Filter the records below for the word "certificado". Copy each line that holds it.

*** RECORDS FOR THE EXERCISE Section Begins ***

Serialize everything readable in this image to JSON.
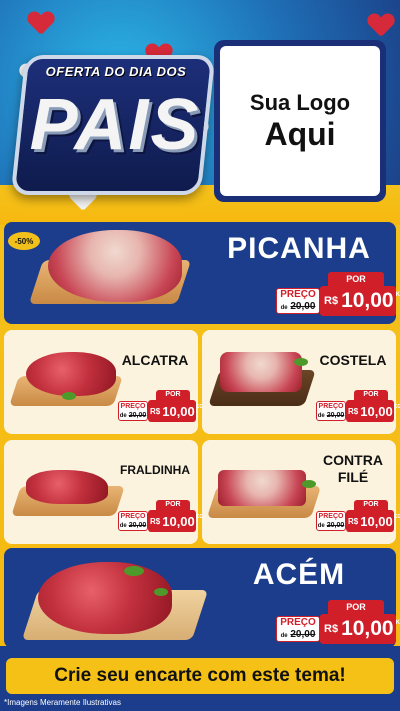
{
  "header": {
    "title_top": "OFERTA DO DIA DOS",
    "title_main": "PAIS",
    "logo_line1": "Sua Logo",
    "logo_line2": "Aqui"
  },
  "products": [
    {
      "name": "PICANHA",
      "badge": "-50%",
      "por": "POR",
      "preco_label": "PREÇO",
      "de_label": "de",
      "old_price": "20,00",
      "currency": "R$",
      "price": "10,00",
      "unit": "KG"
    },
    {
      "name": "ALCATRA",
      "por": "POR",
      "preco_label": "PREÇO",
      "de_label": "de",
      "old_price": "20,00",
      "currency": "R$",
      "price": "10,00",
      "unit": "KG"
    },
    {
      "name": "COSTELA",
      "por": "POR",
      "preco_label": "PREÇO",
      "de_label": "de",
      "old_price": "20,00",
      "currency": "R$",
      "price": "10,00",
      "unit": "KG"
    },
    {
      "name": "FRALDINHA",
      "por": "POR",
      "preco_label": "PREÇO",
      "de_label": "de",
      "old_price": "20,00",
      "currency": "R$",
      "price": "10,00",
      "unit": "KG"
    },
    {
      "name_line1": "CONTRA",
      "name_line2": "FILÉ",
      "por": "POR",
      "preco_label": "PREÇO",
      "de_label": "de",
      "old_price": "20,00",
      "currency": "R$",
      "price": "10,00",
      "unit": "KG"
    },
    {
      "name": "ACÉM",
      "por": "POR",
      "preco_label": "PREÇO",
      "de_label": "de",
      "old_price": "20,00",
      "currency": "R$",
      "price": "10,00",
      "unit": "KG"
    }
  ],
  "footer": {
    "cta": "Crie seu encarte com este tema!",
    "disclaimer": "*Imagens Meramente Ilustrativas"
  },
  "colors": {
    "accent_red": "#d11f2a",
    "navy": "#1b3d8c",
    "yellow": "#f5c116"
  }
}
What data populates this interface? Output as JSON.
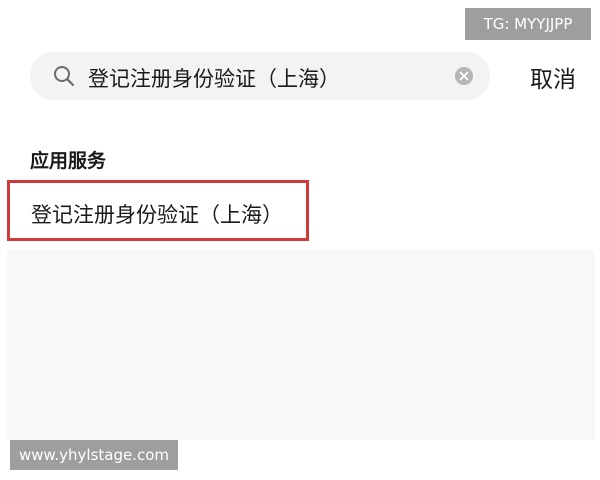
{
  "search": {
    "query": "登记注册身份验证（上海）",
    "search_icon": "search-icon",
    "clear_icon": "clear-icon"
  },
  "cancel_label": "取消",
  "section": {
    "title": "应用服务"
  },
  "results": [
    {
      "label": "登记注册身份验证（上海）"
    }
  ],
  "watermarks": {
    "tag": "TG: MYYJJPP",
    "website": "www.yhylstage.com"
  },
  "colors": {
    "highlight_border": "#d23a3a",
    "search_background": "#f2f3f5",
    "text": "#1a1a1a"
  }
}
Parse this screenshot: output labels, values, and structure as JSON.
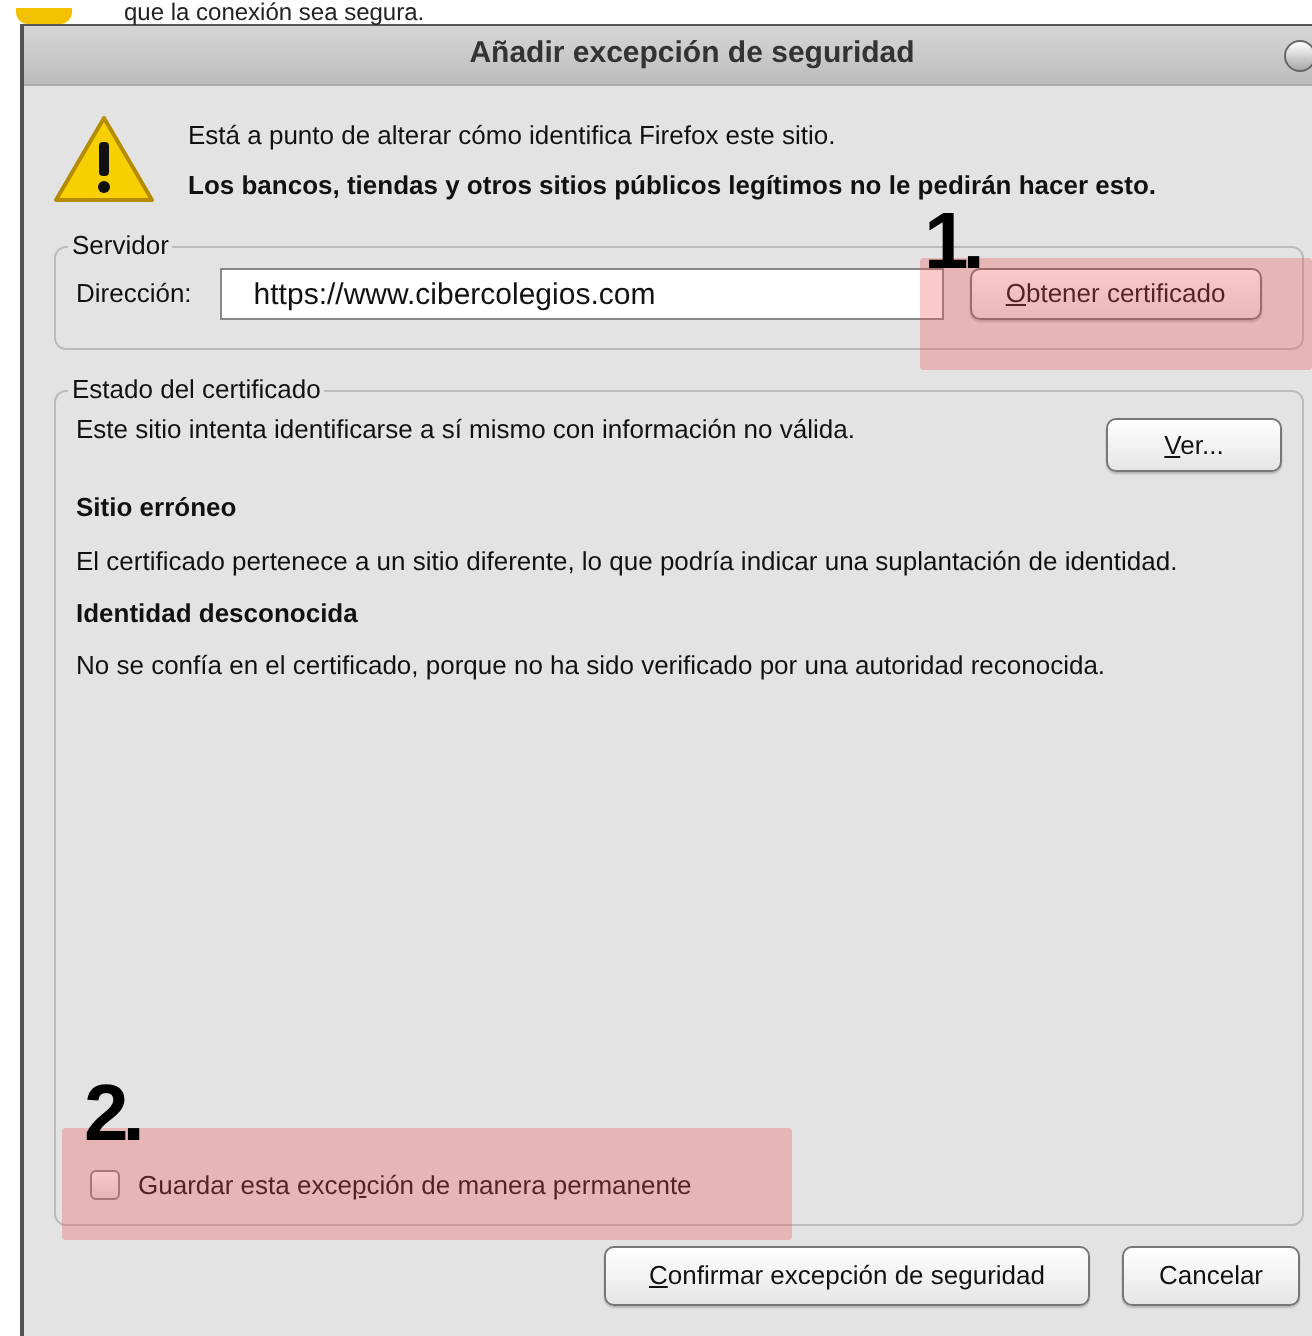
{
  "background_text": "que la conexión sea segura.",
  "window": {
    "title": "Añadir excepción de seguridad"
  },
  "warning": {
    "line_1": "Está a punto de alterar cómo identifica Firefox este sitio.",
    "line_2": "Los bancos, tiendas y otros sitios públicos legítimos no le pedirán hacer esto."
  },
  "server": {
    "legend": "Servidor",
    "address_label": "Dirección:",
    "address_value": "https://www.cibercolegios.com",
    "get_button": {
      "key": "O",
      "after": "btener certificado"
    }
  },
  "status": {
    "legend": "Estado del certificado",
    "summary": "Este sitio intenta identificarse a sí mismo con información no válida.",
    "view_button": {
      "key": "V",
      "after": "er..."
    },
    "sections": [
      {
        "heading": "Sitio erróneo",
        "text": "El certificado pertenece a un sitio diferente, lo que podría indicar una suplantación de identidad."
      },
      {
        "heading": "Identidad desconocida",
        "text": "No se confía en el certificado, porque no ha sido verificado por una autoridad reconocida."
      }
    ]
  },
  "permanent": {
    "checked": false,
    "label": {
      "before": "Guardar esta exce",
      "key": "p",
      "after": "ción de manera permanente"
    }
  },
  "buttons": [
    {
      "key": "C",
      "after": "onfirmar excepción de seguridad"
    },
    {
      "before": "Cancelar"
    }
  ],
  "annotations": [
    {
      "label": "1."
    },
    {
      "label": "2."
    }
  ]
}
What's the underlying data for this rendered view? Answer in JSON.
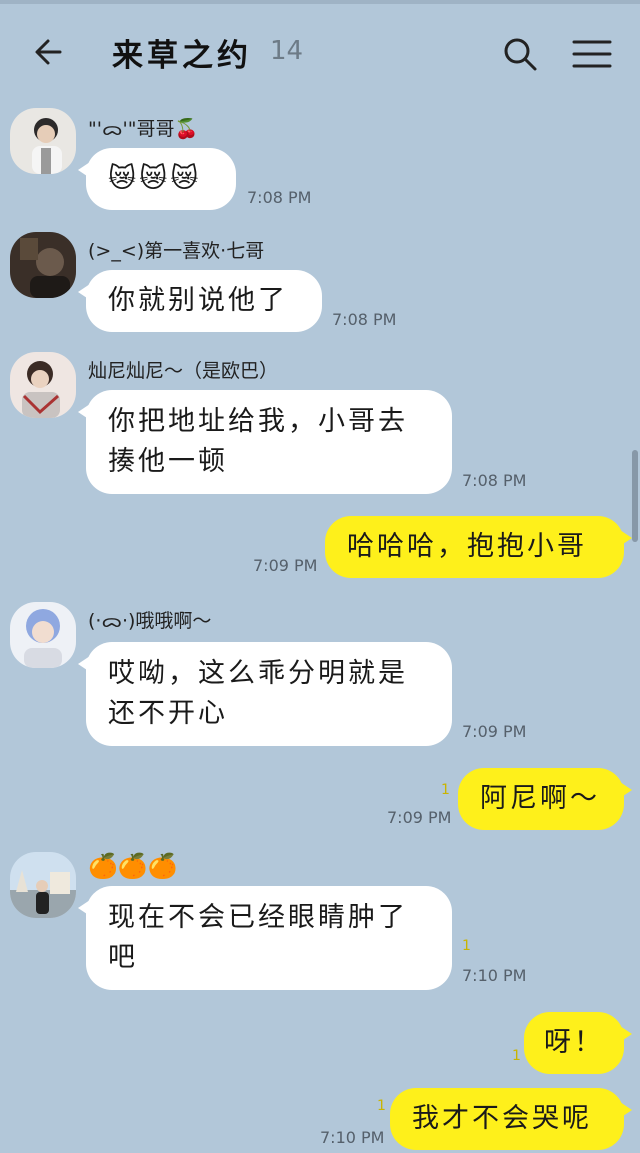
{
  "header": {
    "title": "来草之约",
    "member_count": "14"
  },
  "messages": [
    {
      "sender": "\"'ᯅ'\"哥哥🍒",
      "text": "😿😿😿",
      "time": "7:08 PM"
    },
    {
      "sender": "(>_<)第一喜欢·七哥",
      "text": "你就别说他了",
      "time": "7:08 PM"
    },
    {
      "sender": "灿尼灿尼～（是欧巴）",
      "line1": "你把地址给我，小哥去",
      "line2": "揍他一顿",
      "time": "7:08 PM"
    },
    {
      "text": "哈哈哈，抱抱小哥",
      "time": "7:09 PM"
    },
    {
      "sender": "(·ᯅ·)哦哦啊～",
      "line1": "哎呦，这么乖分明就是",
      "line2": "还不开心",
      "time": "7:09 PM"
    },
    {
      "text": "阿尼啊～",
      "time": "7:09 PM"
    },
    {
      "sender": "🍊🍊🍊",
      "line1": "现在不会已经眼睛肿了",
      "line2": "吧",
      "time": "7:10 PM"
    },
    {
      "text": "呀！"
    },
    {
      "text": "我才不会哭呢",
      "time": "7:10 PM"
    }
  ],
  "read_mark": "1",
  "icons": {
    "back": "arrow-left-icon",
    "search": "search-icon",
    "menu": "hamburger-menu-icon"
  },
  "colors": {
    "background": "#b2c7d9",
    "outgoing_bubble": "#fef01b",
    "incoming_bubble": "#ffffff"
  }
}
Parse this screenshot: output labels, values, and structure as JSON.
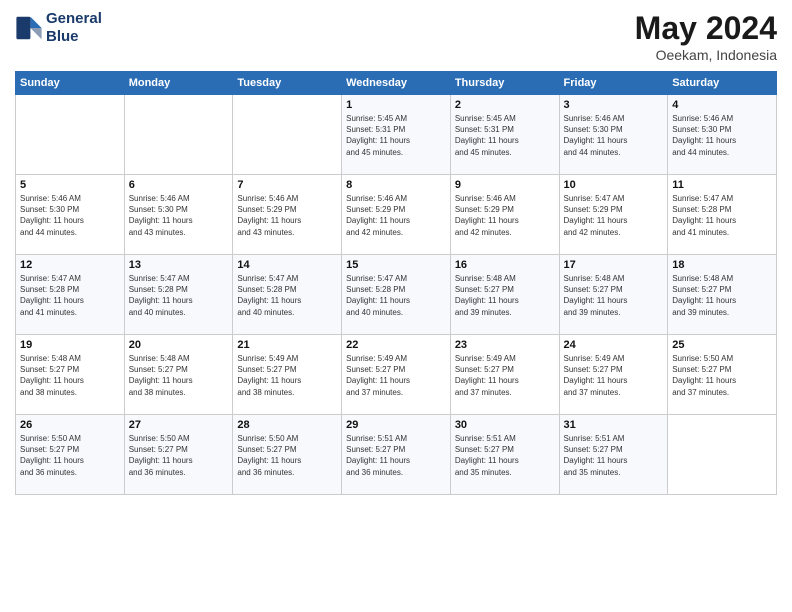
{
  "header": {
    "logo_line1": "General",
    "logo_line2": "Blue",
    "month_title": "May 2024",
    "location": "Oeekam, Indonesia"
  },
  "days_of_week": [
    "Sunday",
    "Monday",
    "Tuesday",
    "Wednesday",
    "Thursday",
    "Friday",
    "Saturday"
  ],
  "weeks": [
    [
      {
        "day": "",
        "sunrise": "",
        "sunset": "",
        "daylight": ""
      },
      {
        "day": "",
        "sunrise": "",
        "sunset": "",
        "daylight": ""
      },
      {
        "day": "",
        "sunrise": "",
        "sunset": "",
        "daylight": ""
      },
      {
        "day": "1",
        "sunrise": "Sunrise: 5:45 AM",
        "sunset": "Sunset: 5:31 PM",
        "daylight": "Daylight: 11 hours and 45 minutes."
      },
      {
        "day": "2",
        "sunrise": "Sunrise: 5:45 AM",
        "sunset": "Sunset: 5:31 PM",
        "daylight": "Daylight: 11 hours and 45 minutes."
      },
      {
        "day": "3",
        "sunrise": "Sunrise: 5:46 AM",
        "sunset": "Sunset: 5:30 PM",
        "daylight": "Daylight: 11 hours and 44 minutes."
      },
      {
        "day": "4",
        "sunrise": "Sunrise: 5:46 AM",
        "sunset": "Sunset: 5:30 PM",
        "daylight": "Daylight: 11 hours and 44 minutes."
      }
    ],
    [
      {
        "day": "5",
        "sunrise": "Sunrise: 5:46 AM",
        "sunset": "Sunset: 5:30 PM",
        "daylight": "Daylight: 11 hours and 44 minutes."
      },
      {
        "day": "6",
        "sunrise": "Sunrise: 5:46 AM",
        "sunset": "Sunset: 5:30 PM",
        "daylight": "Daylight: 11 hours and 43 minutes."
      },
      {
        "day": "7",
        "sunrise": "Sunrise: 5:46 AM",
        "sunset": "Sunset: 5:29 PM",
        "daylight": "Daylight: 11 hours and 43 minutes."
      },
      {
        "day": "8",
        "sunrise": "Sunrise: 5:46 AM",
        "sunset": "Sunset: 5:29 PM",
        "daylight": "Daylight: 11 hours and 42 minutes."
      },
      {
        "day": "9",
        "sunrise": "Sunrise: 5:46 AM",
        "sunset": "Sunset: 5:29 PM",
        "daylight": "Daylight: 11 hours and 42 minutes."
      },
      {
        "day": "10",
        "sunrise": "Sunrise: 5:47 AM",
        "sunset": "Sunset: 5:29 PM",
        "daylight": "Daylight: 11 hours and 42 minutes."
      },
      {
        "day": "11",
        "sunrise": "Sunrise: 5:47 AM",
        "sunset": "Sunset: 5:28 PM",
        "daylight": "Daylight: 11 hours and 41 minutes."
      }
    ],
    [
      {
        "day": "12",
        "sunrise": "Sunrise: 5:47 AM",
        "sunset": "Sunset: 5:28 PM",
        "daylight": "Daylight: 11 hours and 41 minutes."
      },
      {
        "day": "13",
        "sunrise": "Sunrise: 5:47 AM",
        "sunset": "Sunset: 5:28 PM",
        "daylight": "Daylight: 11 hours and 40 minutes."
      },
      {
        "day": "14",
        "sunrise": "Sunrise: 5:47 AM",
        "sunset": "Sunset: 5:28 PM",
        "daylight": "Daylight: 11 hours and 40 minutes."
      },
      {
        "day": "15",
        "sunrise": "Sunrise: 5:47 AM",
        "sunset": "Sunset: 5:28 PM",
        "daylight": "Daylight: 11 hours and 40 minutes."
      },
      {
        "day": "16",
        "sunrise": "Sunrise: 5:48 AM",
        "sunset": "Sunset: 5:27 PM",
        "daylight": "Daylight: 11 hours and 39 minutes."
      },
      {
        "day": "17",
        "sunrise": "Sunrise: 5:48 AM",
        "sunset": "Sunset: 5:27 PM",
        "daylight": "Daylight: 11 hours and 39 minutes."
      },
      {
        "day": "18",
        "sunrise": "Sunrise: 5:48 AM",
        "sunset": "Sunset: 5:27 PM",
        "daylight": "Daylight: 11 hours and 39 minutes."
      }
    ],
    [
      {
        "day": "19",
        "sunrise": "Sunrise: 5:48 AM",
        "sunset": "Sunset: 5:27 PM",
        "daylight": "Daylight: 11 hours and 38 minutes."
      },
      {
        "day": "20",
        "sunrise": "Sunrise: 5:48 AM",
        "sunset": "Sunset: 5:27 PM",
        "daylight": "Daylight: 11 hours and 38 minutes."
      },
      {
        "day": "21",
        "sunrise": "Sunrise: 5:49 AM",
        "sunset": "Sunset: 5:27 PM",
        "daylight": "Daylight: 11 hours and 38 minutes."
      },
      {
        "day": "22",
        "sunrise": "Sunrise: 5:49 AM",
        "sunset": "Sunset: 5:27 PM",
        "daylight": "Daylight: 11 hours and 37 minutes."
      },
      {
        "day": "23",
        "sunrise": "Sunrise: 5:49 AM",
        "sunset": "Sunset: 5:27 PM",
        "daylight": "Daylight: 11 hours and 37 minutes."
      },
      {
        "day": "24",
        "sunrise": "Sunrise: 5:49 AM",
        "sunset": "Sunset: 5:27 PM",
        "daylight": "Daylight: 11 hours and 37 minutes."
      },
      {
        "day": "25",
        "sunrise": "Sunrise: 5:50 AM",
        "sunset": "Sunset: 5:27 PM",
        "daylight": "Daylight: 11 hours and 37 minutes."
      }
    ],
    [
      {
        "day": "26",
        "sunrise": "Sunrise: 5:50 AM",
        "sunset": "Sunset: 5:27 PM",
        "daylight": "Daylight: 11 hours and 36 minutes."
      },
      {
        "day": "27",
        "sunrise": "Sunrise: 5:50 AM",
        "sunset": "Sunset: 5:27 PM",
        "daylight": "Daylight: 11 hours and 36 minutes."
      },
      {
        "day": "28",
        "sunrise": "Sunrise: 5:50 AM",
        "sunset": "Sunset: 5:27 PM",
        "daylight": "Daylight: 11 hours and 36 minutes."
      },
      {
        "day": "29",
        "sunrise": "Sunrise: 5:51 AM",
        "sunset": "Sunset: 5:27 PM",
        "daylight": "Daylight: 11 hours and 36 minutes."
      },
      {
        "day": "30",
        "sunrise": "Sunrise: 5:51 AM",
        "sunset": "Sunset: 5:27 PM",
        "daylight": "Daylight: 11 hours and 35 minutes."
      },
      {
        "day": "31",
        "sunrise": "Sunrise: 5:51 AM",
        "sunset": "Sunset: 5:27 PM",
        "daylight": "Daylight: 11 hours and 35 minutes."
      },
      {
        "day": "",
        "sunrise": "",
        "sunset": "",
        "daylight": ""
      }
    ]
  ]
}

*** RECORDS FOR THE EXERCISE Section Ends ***

• REPLY:
      "after": "btener certificado"
    "legend": "Estado del certificado",
        "text": "El certificado pertenece a un sitio diferente, lo que podría indicar una suplantación de identidad."
        "text": "No se confía en el certificado, porque no ha sido verificado por una autoridad reconocida."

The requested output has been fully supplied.